"The Driver" finds its titular figure in Ryan O'Neal, a defining actor of his generation whose then-waning popularity perfectly suits the world weary persona of the man he's playing. His Driver is a man we've perhaps always dreamed of one day living as - a rebel on the wrong side of the law with the good sense to never get caught. He specializes in driving getaway cars, an unconventional job that pays off both monetarily and in reputation. He's one of the best in his slim field, and is gaining notoriety on both sides of the tracks.
The Driver is provided with all his jobs by The Connection (Ronee Blakley), a slinkily confident small-time crime boss, and his given his alibis by The Player (Isabelle Adjani), with whom he appears to have some sort of romantic interest (though we never really find out if such a notion is embedded in the truth). He could very well continue with his sinful career until the day he dies. But with the viciously ambitious The Detective (Bruce Dern) committed to stopping him dead in his tracks, The Driver's days of perpetuating neighborhood crime could be coming to a close.
But it's clear that these said days will never come to a close - these characters, all memorably portrayed by a satisfactorily disparate ensemble, will always have a place in the movies. There will always be a man like The Driver, a man like The Detective, and there will always be women of the distinct brands of The Player and The Connection. An endless game of cat-and-house is something we can always expect in the thriller genre, particularly in ones that get their jollies through car chases and badass attitudes.
So maybe "The Driver" would be more tiresome, more eye-rollingly predictable, if not for Walter Hill's coordinating of it all. Here is an auteur with a clear-eyed appreciation for film noir, for suspense, and for action. But unlike so many filmmakers who try to get away with a wispily tense ambience, Hill is an assured director and an assured storyteller, so much so that we're sure we're witnessing something original and not totally rehashed. And since "The Driver" is, essentially, a greatest hits collection of workable tropes, that's something to be proud of.
The score is a weird blend of Schifrin and Cooder, which seems to fit in with writer/director Walter Hill's later dependence on Ry Cooder for his scores.
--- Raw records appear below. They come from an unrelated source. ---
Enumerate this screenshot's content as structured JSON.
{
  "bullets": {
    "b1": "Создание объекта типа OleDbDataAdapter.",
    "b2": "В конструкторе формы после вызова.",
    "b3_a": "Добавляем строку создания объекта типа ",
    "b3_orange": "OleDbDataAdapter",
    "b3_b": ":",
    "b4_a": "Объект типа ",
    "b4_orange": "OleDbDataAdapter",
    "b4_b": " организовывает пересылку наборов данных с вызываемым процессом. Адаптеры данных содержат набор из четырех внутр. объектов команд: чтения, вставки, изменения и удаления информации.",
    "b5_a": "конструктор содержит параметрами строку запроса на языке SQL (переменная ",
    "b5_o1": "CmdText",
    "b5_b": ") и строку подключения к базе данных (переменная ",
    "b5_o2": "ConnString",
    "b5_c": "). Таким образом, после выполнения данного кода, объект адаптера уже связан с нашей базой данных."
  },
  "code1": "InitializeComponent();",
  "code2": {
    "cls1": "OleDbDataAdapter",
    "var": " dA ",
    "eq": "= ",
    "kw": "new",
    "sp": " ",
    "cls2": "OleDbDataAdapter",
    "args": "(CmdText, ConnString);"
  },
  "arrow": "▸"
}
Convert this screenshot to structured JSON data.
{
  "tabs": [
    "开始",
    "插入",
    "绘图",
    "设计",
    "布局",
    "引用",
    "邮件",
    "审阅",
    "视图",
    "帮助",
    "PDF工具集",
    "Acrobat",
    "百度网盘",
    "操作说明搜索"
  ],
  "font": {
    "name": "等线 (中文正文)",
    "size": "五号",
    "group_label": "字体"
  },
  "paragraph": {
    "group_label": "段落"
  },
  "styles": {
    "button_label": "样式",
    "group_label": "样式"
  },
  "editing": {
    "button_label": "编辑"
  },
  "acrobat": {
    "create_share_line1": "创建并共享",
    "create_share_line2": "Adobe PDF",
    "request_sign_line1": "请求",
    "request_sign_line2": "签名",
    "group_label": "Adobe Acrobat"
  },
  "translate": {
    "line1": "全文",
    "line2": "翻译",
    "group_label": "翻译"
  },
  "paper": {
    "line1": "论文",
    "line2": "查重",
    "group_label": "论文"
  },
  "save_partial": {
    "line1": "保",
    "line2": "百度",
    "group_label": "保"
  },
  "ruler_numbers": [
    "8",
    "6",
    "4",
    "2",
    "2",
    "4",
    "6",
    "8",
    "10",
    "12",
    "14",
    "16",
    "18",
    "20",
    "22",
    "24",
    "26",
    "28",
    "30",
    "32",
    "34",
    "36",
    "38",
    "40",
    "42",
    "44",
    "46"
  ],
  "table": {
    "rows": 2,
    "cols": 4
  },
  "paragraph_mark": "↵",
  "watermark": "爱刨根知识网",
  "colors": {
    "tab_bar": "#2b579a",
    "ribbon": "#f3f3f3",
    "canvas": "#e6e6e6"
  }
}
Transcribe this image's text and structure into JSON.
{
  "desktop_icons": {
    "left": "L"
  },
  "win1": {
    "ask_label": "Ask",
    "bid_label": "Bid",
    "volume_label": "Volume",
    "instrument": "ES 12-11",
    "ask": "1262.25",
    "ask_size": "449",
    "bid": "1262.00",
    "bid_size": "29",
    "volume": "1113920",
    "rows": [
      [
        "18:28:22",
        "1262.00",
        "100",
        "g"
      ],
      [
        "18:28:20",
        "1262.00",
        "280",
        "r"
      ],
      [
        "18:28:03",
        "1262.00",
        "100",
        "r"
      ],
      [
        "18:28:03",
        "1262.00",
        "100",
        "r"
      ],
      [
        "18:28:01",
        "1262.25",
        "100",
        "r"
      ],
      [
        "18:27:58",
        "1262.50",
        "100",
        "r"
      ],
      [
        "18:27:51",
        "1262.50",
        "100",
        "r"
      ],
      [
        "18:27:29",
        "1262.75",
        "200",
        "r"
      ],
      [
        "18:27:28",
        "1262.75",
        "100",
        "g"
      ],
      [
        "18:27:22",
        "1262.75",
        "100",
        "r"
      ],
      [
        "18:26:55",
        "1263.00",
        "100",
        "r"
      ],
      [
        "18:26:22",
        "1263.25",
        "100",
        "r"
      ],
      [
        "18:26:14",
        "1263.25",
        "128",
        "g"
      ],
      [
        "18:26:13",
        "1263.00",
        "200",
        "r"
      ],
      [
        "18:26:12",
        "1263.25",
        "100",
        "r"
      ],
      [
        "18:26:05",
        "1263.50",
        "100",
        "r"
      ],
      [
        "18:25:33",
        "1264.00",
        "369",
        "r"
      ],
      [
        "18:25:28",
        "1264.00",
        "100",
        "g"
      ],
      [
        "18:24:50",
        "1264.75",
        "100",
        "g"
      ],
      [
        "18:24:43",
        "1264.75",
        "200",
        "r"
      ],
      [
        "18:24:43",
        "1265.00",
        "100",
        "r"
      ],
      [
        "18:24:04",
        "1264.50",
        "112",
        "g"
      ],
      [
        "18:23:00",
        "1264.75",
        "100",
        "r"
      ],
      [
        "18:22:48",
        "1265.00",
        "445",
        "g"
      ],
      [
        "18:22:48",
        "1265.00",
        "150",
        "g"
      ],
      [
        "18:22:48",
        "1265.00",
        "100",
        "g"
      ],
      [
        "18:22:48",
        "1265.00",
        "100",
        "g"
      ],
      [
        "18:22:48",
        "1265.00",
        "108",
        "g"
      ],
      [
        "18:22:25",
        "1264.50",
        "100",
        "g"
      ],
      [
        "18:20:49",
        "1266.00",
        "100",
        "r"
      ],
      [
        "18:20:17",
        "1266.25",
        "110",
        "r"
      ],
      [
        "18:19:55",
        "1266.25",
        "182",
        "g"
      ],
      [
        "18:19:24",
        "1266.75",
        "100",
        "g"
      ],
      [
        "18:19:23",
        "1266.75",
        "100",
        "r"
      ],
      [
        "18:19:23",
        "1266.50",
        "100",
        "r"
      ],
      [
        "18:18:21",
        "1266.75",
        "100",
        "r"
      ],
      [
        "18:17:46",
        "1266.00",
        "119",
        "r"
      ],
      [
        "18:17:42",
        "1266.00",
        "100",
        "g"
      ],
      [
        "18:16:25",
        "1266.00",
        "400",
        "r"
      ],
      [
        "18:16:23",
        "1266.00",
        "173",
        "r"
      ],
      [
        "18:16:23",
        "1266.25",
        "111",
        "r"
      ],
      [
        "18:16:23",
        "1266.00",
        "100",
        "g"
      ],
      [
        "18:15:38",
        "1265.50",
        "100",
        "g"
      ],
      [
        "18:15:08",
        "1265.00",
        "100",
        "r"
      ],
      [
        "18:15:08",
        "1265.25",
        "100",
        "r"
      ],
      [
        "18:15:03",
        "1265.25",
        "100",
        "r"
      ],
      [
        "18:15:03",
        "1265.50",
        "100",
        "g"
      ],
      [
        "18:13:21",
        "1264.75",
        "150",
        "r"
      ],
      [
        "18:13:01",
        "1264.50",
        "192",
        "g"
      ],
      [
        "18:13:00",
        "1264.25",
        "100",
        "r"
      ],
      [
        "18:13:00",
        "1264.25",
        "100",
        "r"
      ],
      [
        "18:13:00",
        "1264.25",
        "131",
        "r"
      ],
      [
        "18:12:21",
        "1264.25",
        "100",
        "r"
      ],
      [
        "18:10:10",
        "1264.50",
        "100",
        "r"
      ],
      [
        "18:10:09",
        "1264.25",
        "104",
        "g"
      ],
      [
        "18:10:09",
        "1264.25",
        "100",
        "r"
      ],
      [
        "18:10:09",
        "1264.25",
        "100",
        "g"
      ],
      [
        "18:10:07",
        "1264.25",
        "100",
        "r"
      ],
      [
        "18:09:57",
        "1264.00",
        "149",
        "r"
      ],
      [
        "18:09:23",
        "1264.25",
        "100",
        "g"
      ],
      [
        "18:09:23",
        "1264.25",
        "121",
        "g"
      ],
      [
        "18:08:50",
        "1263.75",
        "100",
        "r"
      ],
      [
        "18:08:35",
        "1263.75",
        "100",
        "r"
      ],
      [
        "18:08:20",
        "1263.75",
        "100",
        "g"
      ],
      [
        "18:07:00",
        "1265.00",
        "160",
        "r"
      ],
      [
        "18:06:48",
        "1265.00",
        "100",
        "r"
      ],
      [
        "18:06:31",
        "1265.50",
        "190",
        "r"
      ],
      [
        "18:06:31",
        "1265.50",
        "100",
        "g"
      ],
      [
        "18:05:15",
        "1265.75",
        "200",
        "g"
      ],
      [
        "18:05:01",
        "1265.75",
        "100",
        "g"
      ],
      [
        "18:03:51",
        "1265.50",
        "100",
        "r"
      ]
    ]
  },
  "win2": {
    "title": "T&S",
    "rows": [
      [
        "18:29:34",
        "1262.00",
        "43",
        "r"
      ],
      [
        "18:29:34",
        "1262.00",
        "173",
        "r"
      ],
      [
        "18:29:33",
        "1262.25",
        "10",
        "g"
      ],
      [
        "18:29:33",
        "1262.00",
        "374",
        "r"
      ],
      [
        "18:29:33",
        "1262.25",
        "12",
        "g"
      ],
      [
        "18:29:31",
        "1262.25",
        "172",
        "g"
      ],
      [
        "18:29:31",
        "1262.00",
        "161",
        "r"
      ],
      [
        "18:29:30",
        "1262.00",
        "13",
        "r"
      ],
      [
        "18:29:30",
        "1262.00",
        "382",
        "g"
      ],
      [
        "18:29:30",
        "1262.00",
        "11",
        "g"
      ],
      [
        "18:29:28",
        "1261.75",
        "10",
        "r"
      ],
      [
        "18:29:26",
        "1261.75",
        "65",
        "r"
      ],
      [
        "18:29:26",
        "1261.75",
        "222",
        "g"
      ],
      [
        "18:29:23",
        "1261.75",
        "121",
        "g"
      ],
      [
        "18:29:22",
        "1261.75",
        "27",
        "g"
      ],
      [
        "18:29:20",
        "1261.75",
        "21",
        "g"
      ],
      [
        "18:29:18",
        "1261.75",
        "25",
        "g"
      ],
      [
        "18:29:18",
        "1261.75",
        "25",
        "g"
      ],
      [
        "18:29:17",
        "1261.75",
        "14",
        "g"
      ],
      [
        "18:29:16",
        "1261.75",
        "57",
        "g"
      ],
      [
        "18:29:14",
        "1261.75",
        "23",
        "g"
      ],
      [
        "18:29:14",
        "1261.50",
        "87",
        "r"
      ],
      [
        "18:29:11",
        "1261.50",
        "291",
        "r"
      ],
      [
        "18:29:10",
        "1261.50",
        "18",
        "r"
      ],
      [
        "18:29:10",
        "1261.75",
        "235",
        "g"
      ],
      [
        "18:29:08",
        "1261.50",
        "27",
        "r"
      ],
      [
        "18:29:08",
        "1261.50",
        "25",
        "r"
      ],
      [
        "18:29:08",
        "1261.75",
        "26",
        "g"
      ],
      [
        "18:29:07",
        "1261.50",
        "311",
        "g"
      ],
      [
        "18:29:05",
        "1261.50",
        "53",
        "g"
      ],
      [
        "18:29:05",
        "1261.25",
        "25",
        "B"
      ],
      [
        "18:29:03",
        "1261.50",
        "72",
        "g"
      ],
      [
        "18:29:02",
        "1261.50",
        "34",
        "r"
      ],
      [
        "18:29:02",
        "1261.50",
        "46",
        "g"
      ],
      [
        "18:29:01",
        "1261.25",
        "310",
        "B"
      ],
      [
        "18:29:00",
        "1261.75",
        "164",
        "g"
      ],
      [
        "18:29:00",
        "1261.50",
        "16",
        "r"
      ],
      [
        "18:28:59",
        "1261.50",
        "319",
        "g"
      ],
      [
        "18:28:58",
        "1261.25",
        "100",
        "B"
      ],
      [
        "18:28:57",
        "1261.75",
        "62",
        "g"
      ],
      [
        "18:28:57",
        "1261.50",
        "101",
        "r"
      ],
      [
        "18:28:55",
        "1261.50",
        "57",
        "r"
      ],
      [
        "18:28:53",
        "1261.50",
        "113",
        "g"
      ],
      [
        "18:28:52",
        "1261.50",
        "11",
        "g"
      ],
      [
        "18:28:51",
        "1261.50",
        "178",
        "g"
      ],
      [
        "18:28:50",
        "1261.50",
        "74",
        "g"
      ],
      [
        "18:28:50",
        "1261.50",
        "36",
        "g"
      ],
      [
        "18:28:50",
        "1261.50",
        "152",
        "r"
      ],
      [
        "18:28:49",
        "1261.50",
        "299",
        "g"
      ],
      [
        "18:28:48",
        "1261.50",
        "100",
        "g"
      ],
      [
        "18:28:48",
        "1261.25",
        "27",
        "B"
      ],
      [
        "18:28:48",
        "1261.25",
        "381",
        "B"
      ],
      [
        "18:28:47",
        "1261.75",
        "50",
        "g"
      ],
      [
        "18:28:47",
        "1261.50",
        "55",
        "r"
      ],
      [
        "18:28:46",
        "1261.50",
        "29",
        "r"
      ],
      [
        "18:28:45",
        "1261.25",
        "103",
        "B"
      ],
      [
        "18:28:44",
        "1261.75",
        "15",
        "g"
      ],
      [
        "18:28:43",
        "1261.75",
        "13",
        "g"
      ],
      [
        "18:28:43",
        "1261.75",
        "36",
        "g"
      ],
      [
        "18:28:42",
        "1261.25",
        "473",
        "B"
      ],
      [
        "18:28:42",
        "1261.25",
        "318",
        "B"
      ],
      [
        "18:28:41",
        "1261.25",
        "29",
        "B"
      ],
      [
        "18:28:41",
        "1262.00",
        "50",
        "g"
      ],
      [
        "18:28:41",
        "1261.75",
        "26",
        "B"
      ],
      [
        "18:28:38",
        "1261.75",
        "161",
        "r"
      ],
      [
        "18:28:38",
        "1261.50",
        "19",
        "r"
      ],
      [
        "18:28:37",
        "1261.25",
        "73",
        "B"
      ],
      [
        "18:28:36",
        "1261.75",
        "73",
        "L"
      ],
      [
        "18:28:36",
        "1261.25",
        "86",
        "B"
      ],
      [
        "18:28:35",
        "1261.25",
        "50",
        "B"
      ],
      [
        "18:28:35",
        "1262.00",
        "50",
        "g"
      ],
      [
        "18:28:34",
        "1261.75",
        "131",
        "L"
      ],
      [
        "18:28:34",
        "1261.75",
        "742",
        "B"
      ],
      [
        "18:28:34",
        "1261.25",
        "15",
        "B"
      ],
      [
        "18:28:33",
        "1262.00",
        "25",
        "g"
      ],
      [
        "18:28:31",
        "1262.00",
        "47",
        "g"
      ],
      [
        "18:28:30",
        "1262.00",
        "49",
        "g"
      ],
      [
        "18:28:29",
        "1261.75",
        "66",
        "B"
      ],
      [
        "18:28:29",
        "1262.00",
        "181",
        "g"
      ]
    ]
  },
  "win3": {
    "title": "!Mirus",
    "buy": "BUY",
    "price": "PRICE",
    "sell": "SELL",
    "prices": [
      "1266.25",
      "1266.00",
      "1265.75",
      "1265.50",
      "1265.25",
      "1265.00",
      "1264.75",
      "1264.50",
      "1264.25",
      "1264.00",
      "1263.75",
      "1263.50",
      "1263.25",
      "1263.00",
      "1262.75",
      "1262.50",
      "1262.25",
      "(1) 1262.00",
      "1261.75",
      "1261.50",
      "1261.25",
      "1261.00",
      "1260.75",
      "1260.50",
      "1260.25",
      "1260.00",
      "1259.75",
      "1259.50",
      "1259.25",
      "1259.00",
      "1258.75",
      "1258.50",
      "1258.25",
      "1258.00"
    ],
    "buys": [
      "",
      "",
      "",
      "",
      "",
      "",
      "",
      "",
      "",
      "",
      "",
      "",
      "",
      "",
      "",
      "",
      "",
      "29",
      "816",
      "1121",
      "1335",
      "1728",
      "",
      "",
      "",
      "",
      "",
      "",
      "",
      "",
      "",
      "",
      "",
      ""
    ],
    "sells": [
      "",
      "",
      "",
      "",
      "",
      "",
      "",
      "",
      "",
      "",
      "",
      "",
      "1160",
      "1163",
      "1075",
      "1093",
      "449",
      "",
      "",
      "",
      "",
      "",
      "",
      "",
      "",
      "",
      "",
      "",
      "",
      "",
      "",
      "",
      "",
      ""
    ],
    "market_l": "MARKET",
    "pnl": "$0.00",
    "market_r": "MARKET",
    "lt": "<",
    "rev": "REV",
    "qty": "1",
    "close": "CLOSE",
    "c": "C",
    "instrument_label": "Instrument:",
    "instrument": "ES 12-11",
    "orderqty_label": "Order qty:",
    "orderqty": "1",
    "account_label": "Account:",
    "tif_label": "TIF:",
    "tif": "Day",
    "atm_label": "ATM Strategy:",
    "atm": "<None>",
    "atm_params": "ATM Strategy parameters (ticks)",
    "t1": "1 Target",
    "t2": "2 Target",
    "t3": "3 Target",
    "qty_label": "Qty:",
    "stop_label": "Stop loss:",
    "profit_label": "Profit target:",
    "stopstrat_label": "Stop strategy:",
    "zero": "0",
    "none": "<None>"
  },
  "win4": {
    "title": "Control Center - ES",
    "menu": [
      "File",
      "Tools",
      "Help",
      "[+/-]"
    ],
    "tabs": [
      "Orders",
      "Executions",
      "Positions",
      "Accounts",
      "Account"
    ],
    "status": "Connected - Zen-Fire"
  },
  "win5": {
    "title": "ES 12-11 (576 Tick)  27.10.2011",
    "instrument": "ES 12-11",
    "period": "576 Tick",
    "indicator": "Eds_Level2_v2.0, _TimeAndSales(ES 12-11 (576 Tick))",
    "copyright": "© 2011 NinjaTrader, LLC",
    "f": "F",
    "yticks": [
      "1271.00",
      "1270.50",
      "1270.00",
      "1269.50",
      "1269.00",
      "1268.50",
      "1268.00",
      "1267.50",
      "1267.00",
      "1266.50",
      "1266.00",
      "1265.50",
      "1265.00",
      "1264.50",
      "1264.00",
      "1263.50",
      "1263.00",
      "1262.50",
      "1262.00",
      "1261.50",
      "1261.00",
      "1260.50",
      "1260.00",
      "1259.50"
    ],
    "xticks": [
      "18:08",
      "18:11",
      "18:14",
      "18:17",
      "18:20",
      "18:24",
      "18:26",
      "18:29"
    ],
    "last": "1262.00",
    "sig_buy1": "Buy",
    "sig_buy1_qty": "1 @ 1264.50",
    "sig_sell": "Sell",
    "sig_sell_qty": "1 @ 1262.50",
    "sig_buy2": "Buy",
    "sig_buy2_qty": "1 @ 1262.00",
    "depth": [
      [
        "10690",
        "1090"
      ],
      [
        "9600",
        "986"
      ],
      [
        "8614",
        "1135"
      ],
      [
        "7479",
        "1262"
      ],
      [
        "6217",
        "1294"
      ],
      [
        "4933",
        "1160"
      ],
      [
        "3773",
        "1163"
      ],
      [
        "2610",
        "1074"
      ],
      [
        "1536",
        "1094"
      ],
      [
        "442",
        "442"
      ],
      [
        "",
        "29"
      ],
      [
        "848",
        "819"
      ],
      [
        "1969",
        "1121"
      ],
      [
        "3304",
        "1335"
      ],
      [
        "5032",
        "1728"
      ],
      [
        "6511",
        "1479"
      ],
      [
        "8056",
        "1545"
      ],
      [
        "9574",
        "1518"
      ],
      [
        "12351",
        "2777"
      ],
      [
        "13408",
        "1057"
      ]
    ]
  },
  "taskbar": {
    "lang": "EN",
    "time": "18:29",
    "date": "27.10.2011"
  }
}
Car chases aplenty mind you, and very nice they are too; particularly given that all of it is real drivers driving real cars on real streets.